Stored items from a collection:
□ □ □ □

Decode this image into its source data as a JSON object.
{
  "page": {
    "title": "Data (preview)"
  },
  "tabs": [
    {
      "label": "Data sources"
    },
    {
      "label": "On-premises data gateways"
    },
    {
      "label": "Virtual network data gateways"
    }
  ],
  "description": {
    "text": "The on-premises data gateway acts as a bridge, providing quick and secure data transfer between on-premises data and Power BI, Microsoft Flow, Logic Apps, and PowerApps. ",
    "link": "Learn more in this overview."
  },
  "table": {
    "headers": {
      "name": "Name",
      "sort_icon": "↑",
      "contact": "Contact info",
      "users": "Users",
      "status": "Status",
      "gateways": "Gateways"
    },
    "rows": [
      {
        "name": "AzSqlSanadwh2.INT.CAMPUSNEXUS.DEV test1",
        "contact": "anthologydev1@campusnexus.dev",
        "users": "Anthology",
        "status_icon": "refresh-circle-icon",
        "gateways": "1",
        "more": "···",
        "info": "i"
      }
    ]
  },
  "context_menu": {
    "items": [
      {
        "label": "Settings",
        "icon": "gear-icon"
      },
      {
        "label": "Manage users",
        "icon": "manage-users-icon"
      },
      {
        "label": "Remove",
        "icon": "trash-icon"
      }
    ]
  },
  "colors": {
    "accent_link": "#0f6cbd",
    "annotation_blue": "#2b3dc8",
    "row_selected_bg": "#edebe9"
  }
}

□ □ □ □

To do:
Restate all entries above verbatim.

Output of the task:
Decode this image into its source data as a JSON object.
{
  "page": {
    "title": "Data (preview)"
  },
  "tabs": [
    {
      "label": "Data sources"
    },
    {
      "label": "On-premises data gateways"
    },
    {
      "label": "Virtual network data gateways"
    }
  ],
  "description": {
    "text": "The on-premises data gateway acts as a bridge, providing quick and secure data transfer between on-premises data and Power BI, Microsoft Flow, Logic Apps, and PowerApps. ",
    "link": "Learn more in this overview."
  },
  "table": {
    "headers": {
      "name": "Name",
      "sort_icon": "↑",
      "contact": "Contact info",
      "users": "Users",
      "status": "Status",
      "gateways": "Gateways"
    },
    "rows": [
      {
        "name": "AzSqlSanadwh2.INT.CAMPUSNEXUS.DEV test1",
        "contact": "anthologydev1@campusnexus.dev",
        "users": "Anthology",
        "status_icon": "refresh-circle-icon",
        "gateways": "1",
        "more": "···",
        "info": "i"
      }
    ]
  },
  "context_menu": {
    "items": [
      {
        "label": "Settings",
        "icon": "gear-icon"
      },
      {
        "label": "Manage users",
        "icon": "manage-users-icon"
      },
      {
        "label": "Remove",
        "icon": "trash-icon"
      }
    ]
  },
  "colors": {
    "accent_link": "#0f6cbd",
    "annotation_blue": "#2b3dc8",
    "row_selected_bg": "#edebe9"
  }
}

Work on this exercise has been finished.